Web page and app entries:
· · · ·
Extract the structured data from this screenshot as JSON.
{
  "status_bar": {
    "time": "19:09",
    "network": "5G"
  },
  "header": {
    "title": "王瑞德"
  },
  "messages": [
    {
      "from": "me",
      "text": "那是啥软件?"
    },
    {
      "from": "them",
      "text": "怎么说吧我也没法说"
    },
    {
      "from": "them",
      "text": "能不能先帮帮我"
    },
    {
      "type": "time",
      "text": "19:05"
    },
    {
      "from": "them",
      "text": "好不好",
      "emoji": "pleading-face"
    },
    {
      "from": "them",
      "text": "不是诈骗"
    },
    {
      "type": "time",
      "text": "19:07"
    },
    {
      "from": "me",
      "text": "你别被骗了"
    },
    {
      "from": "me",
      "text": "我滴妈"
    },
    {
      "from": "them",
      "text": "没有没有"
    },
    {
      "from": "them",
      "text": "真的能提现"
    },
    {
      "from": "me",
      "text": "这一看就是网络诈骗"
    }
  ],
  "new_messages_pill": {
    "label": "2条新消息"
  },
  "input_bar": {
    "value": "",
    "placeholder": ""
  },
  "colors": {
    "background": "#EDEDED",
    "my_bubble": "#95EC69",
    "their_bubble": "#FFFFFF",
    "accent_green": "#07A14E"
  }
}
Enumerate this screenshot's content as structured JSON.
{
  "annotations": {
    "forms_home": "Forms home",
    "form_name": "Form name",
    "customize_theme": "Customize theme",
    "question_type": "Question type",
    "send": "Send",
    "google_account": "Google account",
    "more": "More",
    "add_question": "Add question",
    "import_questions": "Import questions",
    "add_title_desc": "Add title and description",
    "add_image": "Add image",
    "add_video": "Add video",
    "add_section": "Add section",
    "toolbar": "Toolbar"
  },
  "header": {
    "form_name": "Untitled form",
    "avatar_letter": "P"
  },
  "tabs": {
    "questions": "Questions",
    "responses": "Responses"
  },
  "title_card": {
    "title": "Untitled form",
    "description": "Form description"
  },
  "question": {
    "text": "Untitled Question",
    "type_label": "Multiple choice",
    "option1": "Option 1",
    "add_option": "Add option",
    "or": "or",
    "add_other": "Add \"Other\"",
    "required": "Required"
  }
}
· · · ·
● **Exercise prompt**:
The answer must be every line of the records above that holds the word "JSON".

● **Result of this task**:
Extract the structured data from this screenshot as JSON.
Enumerate this screenshot's content as structured JSON.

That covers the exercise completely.